» **DATA PROVIDED**
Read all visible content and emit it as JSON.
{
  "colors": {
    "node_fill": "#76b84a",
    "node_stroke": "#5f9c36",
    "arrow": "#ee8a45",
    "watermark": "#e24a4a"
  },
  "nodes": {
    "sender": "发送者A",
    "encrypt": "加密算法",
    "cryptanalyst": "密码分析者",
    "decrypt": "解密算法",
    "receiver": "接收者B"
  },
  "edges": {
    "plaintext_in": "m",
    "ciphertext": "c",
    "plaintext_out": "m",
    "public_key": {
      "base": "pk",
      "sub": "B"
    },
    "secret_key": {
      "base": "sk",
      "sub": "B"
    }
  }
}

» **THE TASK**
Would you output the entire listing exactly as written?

» **SOLUTION TO THE EXERCISE**
Read all visible content and emit it as JSON.
{
  "colors": {
    "node_fill": "#76b84a",
    "node_stroke": "#5f9c36",
    "arrow": "#ee8a45",
    "watermark": "#e24a4a"
  },
  "nodes": {
    "sender": "发送者A",
    "encrypt": "加密算法",
    "cryptanalyst": "密码分析者",
    "decrypt": "解密算法",
    "receiver": "接收者B"
  },
  "edges": {
    "plaintext_in": "m",
    "ciphertext": "c",
    "plaintext_out": "m",
    "public_key": {
      "base": "pk",
      "sub": "B"
    },
    "secret_key": {
      "base": "sk",
      "sub": "B"
    }
  }
}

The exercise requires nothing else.